What is carbon sequestration?
Carbon dioxide is the most commonly produced greenhouse gas. Carbon sequestration is the process of capturing and storing atmospheric carbon dioxide. It is one method of reducing the amount of carbon dioxide in the atmosphere with the goal of reducing global climate change. The USGS is conducting assessments on two major types of carbon sequestration: geologic and biologic.
TECHNICAL ANNOUNCEMENT: Monitoring, verification and accounting are key parts to demonstrating the feasibility or success of integrated carbon capture and storage technologies.
Methane emissions from restored wetlands may offset the benefits of carbon sequestration a new study from the U.S. Geological Survey suggests.
The USGS methodology for assessing carbon dioxide (CO2) storage potential for geologic carbon sequestration was endorsed as a best practice for a country-wide storage potential assessment by the International Energy Agency (IEA).
U.S. Geological Survey (USGS) research hydrologist Dr. Yousif Kharaka will present a talk in Cheyenne, Wyo. about the feasibility and implications of capturing and storing the greenhouse gas carbon dioxide underground in depleted oil fields and deep rock formations with salty aquifers.
A new method to assess the nation's potential for storing carbon dioxide could lead to techniques for lessening the impacts of climate change, according to Secretary of the Interior Ken Salazar, who praised a U.S. Geological Survey report in an energy teleconference today.
Imagine a new kind of farming in the Sacramento-San Joaquin River Delta - "carbon-capture" farming, which traps atmospheric carbon dioxide and rebuilds lost soils.
Depleted gas reservoirs can provide enough storage to limit carbon dioxide emissions from fossil fuels for at least 20 years, to levels set for the U.S. under the 1997 Kyoto Treaty on Global Warming, according to Dr. Robert Burruss of the U.S. Geological Survey.
Uncovering the Ecosystem Service Value of Carbon Sequestration in National Parks.
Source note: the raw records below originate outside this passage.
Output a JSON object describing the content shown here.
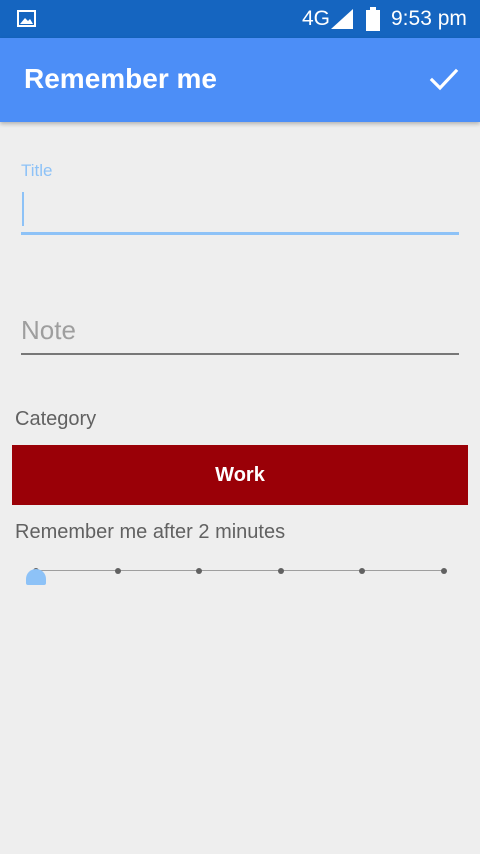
{
  "status_bar": {
    "network": "4G",
    "time": "9:53 pm"
  },
  "app_bar": {
    "title": "Remember me"
  },
  "form": {
    "title_label": "Title",
    "title_value": "",
    "note_placeholder": "Note",
    "note_value": "",
    "category_label": "Category",
    "category_value": "Work",
    "category_color": "#9a0007",
    "remember_label": "Remember me after 2 minutes",
    "slider": {
      "steps": 6,
      "selected_index": 0
    }
  },
  "colors": {
    "status_bar": "#1565c0",
    "app_bar": "#4c8ef7",
    "accent": "#8dc2f7",
    "background": "#eeeeee"
  }
}
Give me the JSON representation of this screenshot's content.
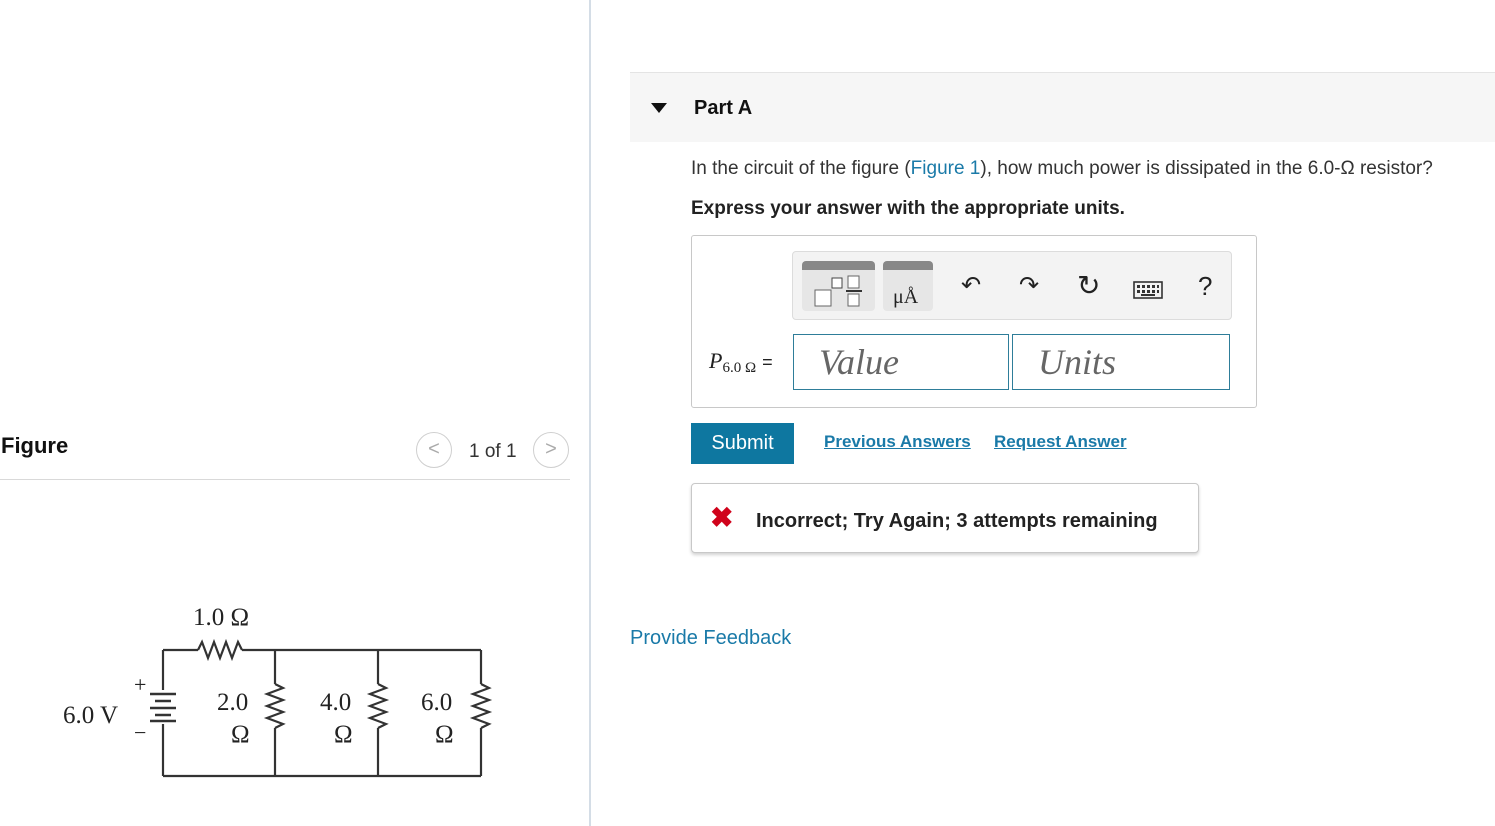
{
  "figure": {
    "heading": "Figure",
    "pager": {
      "prev": "<",
      "count": "1 of 1",
      "next": ">"
    },
    "circuit": {
      "source_voltage": "6.0 V",
      "source_plus": "+",
      "source_minus": "−",
      "series_resistor": "1.0 Ω",
      "resistors": [
        {
          "value": "2.0",
          "unit": "Ω"
        },
        {
          "value": "4.0",
          "unit": "Ω"
        },
        {
          "value": "6.0",
          "unit": "Ω"
        }
      ]
    }
  },
  "part": {
    "title": "Part A",
    "question_before_link": "In the circuit of the figure (",
    "question_link": "Figure 1",
    "question_after_link": "), how much power is dissipated in the 6.0-Ω resistor?",
    "instruction": "Express your answer with the appropriate units."
  },
  "answer": {
    "toolbar": {
      "templates_icon": "templates-icon",
      "units_label": "μÅ",
      "undo_glyph": "↶",
      "redo_glyph": "↷",
      "reset_glyph": "↻",
      "keyboard_glyph": "⌨",
      "help_glyph": "?"
    },
    "label_main": "P",
    "label_sub": "6.0 Ω",
    "label_eq": "=",
    "value_placeholder": "Value",
    "units_placeholder": "Units"
  },
  "actions": {
    "submit": "Submit",
    "previous_answers": "Previous Answers",
    "request_answer": "Request Answer"
  },
  "feedback": {
    "icon_glyph": "✖",
    "text": "Incorrect; Try Again; 3 attempts remaining"
  },
  "provide_feedback": "Provide Feedback",
  "colors": {
    "accent": "#0e77a0",
    "link": "#1a7aa8",
    "error": "#d0021b"
  }
}
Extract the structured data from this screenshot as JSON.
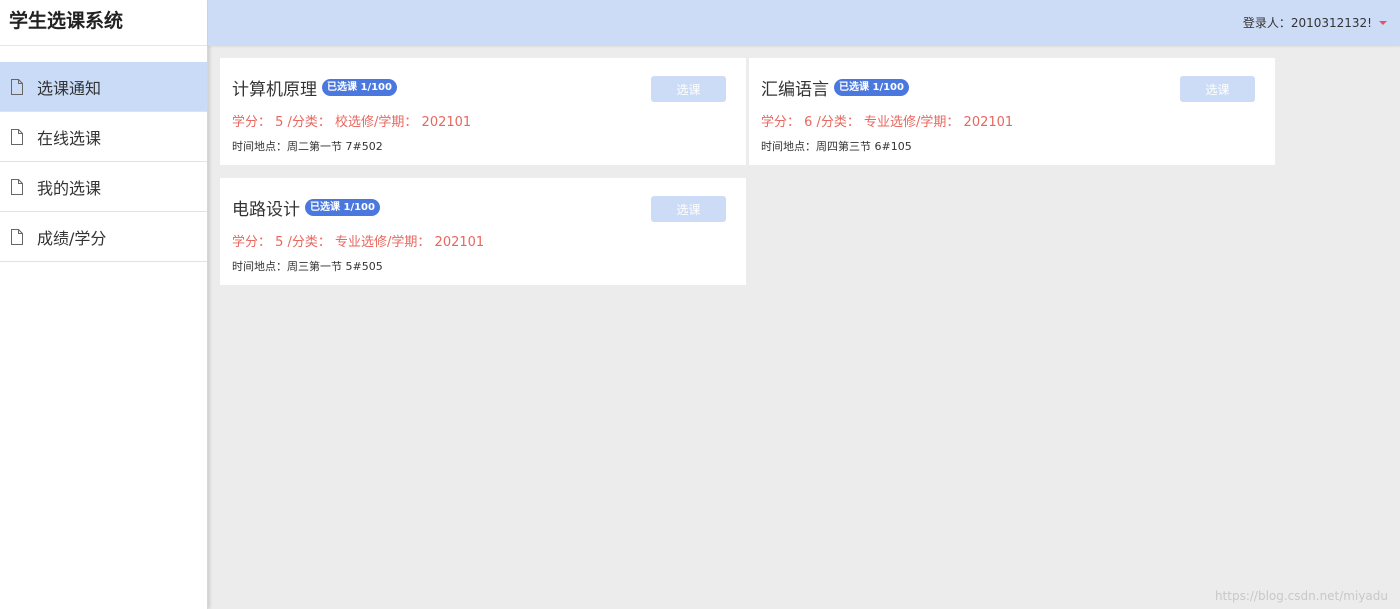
{
  "app": {
    "title": "学生选课系统"
  },
  "header": {
    "user_label": "登录人：2010312132!"
  },
  "sidebar": {
    "items": [
      {
        "label": "选课通知",
        "active": true
      },
      {
        "label": "在线选课",
        "active": false
      },
      {
        "label": "我的选课",
        "active": false
      },
      {
        "label": "成绩/学分",
        "active": false
      }
    ]
  },
  "courses": [
    {
      "name": "计算机原理",
      "badge": "已选课 1/100",
      "button": "选课",
      "info": "学分： 5 /分类： 校选修/学期： 202101",
      "time": "时间地点：周二第一节 7#502"
    },
    {
      "name": "汇编语言",
      "badge": "已选课 1/100",
      "button": "选课",
      "info": "学分： 6 /分类： 专业选修/学期： 202101",
      "time": "时间地点：周四第三节 6#105"
    },
    {
      "name": "电路设计",
      "badge": "已选课 1/100",
      "button": "选课",
      "info": "学分： 5 /分类： 专业选修/学期： 202101",
      "time": "时间地点：周三第一节 5#505"
    }
  ],
  "watermark": "https://blog.csdn.net/miyadu",
  "colors": {
    "accent": "#4a78de",
    "header_bg": "#ccdcf6",
    "active_nav_bg": "#c9dbf7",
    "info_text": "#e8675f",
    "page_bg": "#ececec"
  },
  "icons": {
    "nav_item": "document-icon",
    "user_menu": "caret-down-icon"
  }
}
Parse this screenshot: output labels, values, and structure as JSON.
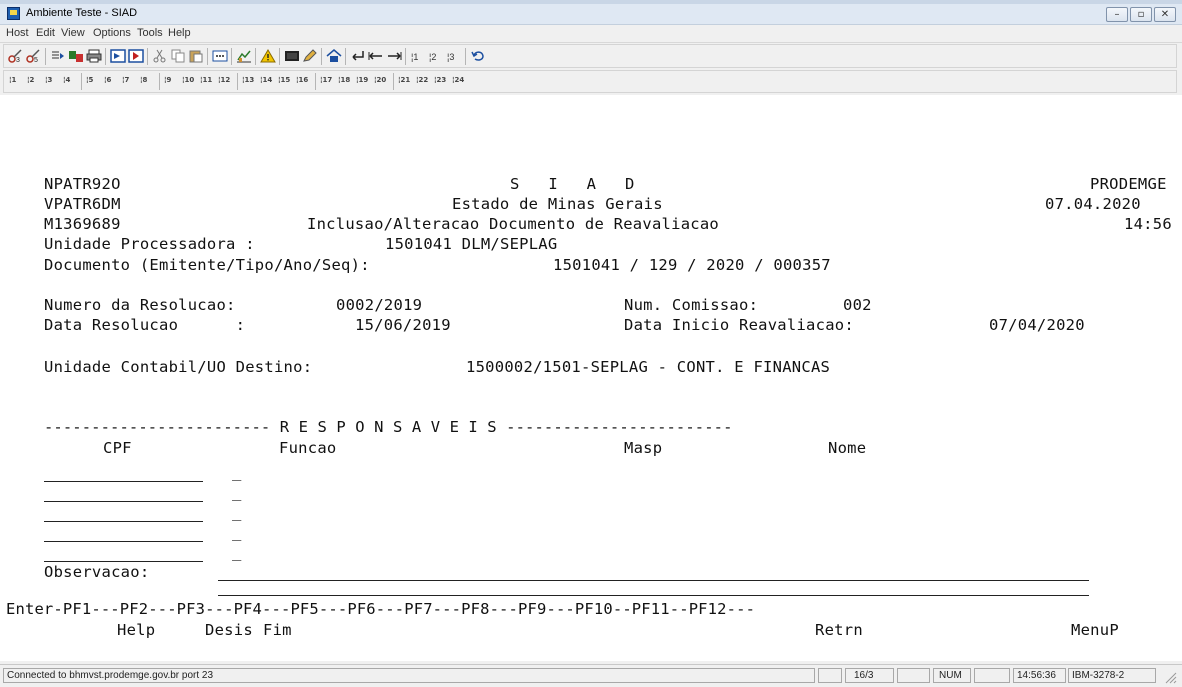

Photo by Robert Crootof, NPS.
Is Sequestration Necessary? Can We Do It at an Acceptable Total Cost?
By Yousif Kharaka, USGS National Research Program
- Combustion of fossil fuels currently releases approximately 30 billion tons of carbon dioxide (CO2) to the atmosphere annually
- Increased anthropogenic emissions have dramatically raised
A new method to assess the Nation's potential for storing carbon dioxide in rocks below the earth's surface could help lessen climate change impacts. The injection and storage of liquid carbon dioxide into subsurface rocks is known as geologic carbon sequestration.
USGS scientist Robert Burruss discusses this new methodology and how it can help mitigate climate...
For the A1B-LUD scenario, cumulative emissions associated with land use, land use change, and disturbance (left) and projected land use, land cover, and disturbance area (right).
Infographic showing major carbon storage pools